| ABOUT THIS EXERCISE |
The response must contain every line below in which "JSON" appears.

### AVAILABLE RECORDS

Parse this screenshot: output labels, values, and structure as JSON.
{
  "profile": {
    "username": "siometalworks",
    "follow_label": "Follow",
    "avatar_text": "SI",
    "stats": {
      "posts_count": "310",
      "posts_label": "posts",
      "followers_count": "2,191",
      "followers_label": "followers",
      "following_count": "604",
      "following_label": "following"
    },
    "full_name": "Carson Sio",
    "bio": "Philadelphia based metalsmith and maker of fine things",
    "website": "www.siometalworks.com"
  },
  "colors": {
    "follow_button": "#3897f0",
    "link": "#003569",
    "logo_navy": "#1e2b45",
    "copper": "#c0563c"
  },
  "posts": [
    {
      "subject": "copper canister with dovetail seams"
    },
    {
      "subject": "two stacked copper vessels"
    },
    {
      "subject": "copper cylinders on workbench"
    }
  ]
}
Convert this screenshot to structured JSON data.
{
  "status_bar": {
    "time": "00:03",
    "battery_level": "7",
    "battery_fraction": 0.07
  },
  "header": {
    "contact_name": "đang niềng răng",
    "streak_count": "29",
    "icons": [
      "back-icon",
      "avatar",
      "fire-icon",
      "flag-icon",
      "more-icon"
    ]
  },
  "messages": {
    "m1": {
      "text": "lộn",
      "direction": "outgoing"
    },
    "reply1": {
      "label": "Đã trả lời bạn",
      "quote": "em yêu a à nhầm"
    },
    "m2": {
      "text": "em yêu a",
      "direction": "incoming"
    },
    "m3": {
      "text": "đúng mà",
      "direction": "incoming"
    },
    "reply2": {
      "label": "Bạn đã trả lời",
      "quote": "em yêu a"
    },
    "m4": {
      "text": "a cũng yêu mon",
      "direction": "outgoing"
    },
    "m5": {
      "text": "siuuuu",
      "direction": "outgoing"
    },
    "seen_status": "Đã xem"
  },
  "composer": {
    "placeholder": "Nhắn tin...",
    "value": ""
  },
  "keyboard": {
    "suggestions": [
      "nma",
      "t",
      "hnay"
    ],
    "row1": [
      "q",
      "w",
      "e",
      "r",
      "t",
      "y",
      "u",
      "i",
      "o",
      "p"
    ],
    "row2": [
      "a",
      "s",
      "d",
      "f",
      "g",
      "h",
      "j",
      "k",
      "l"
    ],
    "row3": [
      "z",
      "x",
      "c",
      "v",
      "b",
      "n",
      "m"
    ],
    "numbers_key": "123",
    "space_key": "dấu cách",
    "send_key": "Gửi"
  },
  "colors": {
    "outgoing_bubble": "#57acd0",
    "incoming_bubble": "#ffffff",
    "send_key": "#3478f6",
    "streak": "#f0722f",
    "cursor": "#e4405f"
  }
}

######

| REPLY TO THE EXERCISE |
Parse this screenshot: output labels, values, and structure as JSON.
Convert this screenshot to structured JSON data.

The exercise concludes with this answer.